DLESE Project Office – project activities ended in 2007

The Institute of STEM Education was selected through a competitive process to establish a DLESE Project Office responsible for leading community discussions surrounding the growth of the DLESE digital collection, for coordinating the development of the array of services that will support the creation of exemplary resources and their use in enhancing geoscience education, and for leading the community-building activities of the core service groups.

The Digital Library for Earth System Education (DLESE) was a distributed digital library with the goals of (1) establishing the library as the premier trusted source for high quality Earth system educational resources and service; (2) promoting sustainable library growth (in usage, resources, and services) through community building and community participation in library governance, development, and operation; and (3) serving as a catalyst for Earth system science education reform. It is presently maintained through UCAR. See http://www.dlese-project.org/index.html


Peer Review of Digital Resources

A workshop proposal for developing a DLESE Quality Assurance Plan – NSF, Grant Nos. 0434212 & 0447722

Providing Leadership, Coordination and Community Building through the DLESE Project Office – NSF, Grant No. 0453722


CACOSI – project activities ended in 2007

Creating a Culture of Scientific Inquiry – NSF, Grant No. 0503529

(Creating A Culture Of Scientific Inquiry) provided an educational experience for minority, primarily Native American, middle and high school students in which they explore the environment surrounding them from historical, cultural, and scientific perspectives.

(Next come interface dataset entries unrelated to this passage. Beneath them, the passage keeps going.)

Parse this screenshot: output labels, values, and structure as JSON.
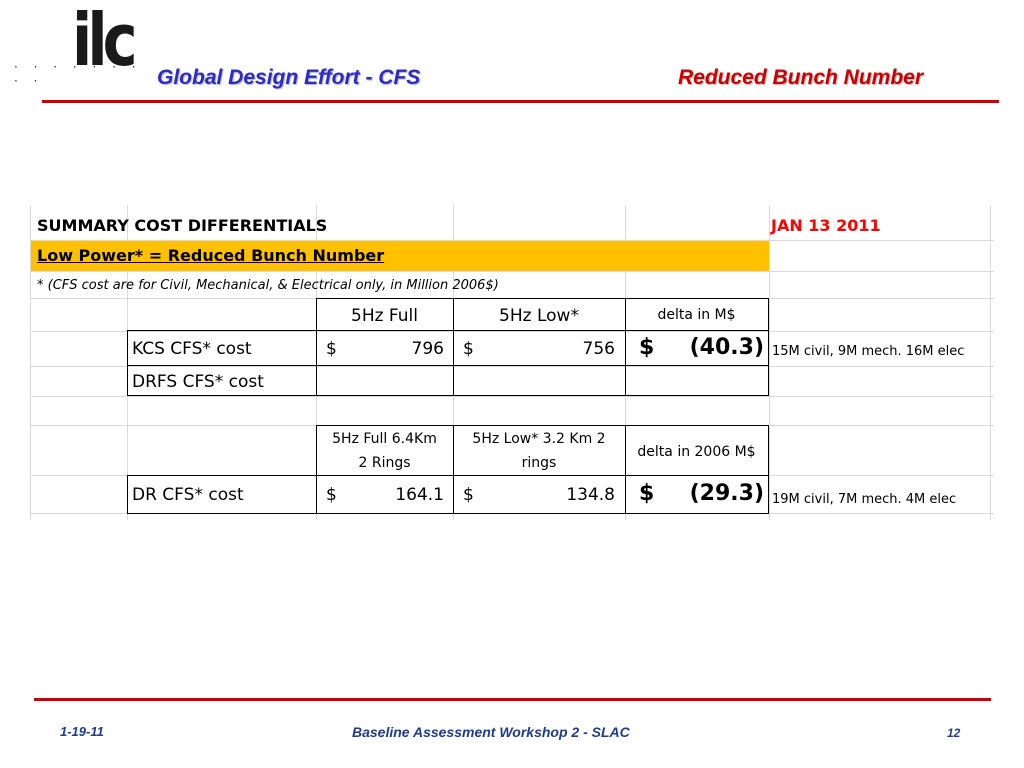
{
  "header": {
    "logo_text": "ilc",
    "logo_dots": "· · · · · · · · ·",
    "title": "Global Design Effort  - CFS",
    "section": "Reduced Bunch Number"
  },
  "sheet": {
    "summary_title": "SUMMARY COST DIFFERENTIALS",
    "date": "JAN 13 2011",
    "highlight": "Low Power* = Reduced Bunch Number",
    "note": "* (CFS cost are for Civil, Mechanical, & Electrical only, in Million 2006$)",
    "table1": {
      "headers": [
        "5Hz Full",
        "5Hz Low*",
        "delta in M$"
      ],
      "rows": [
        {
          "label": "KCS CFS* cost",
          "cur1": "$",
          "v1": "796",
          "cur2": "$",
          "v2": "756",
          "dcur": "$",
          "delta": "(40.3)",
          "comment": "15M civil, 9M mech. 16M elec"
        },
        {
          "label": "DRFS CFS* cost"
        }
      ]
    },
    "table2": {
      "headers": [
        {
          "line1": "5Hz Full 6.4Km",
          "line2": "2 Rings"
        },
        {
          "line1": "5Hz Low* 3.2 Km 2",
          "line2": "rings"
        },
        {
          "line1": "delta in 2006 M$",
          "line2": ""
        }
      ],
      "row": {
        "label": "DR CFS* cost",
        "cur1": "$",
        "v1": "164.1",
        "cur2": "$",
        "v2": "134.8",
        "dcur": "$",
        "delta": "(29.3)",
        "comment": "19M civil, 7M mech. 4M elec"
      }
    }
  },
  "footer": {
    "date": "1-19-11",
    "event": "Baseline Assessment Workshop 2  -  SLAC",
    "page": "12"
  },
  "colors": {
    "accent_red": "#cc0000",
    "title_blue": "#2b2bc8",
    "highlight": "#ffc000"
  }
}
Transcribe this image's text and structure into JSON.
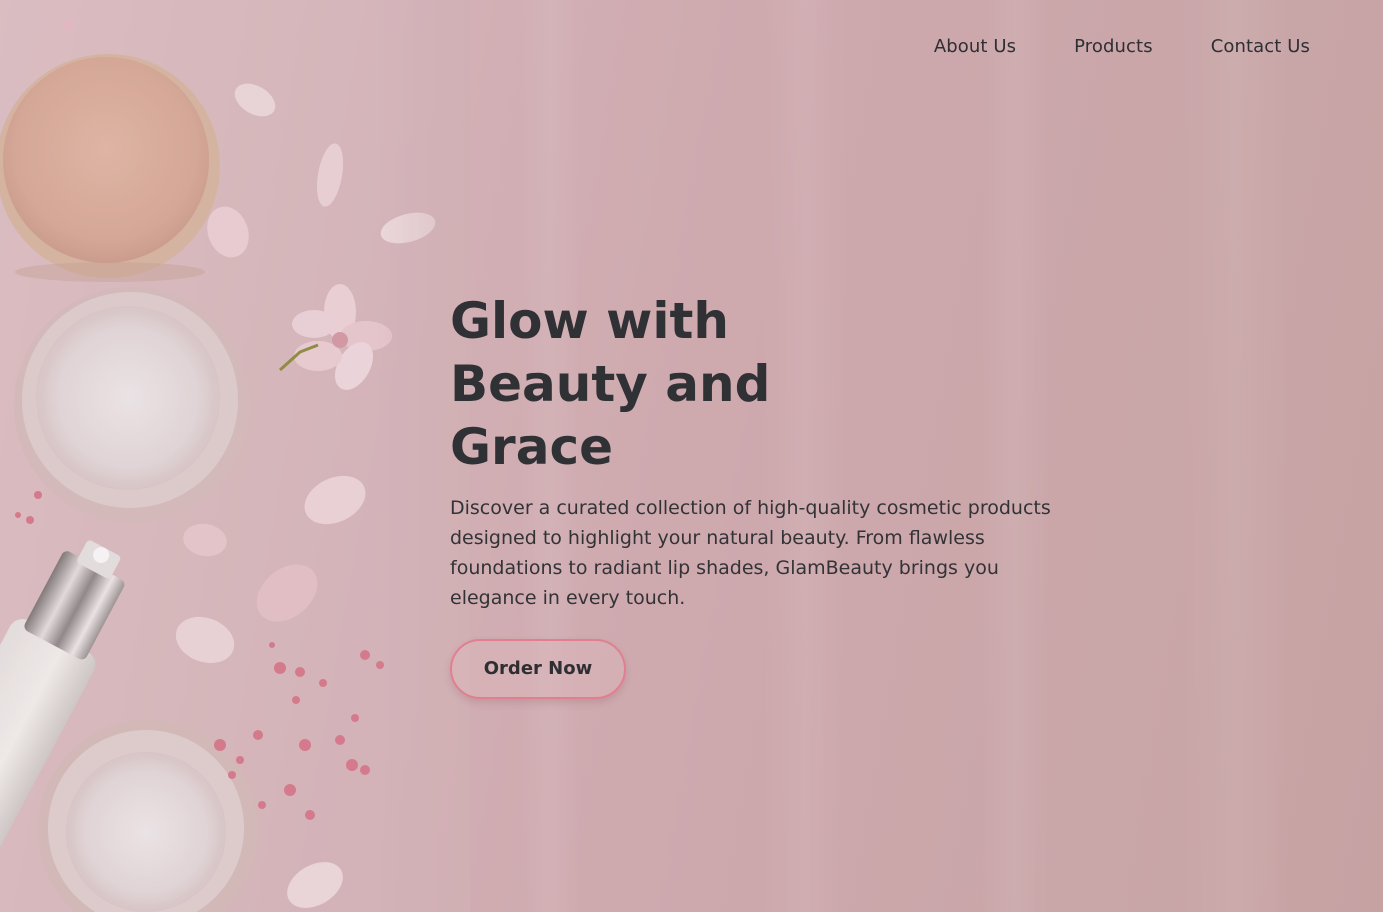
{
  "nav": {
    "items": [
      {
        "label": "About Us"
      },
      {
        "label": "Products"
      },
      {
        "label": "Contact Us"
      }
    ]
  },
  "hero": {
    "headline": "Glow with Beauty and Grace",
    "description": "Discover a curated collection of high-quality cosmetic products designed to highlight your natural beauty. From flawless foundations to radiant lip shades, GlamBeauty brings you elegance in every touch.",
    "cta_label": "Order Now"
  },
  "colors": {
    "background": "#cda8ad",
    "text": "#303135",
    "accent_border": "#e17f90"
  }
}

Students were conducting long-term investigations and monitoring the Earth system in and around the tribal lands and the neighboring Northern New Mexico environs. The student and teachers  learned about Earth processes through experimentation in the classroom throughout the school year and during a weeklong summer science camp with professional Earth and environmental scientists.


Natural Hazard GIS Case Studies

Collaborative Project: Investigating Past, Present and Future Natural Hazards with GIS – NSF, Grant Nos. 0521936 & 0341207

Earthscope E&O

A Continental- Scale Education and Outreach Puzzle: Putting the Pieces Together – an Earthscope Education and Outreach workshop – NSF, Grant Nos. 0438085 & 0228250

Eathscope: A New View of Earth and Earth Science – NSF, Grant Nos. 0431360 & 0208457



Integrating GIS and Remote Sensing Research in the High School Classroom (a pilot project) – NSF, Grant No. 9809704

Using Computer Technology and Multimedia Materials in Introductory Geosciences Courses – NSF, Grant No. 9555205

Advancing Computational and Visualization Skills in Geosciences Courses – NSF, Grant No. 9980958

Integrating Scientific Research and Technology into 9-12 Grade Earth Science – NSF, Grant Nos. 0442136 & 9986613

Visit: www.isenm.org/saguaro


SpiNet – project activities ended in 2008

EarthScope: A new view of Earth and Earth Science – NSF, Grant No. 0431360

The Continental-Scale Education and Outreach Program – NSF, Grant No. 0438085

A Workshop to Achieve Broader Impacts of Geophysical Research – NSF, Grant No. 0542459

Our seismology outreach program served teachers across the country and around the world using seismic instruments or real-time seismic data in K-16 classrooms. We provided a website with answers to frequently asked questions, as well as telephone and electronic mail support. Additionally, our site includes tools to share seismic data in real-time, classroom activities, data on historical events, and technical support documents for seismic instruments. Our hope was to bridge the gap between science classrooms to create an international educational seismic network.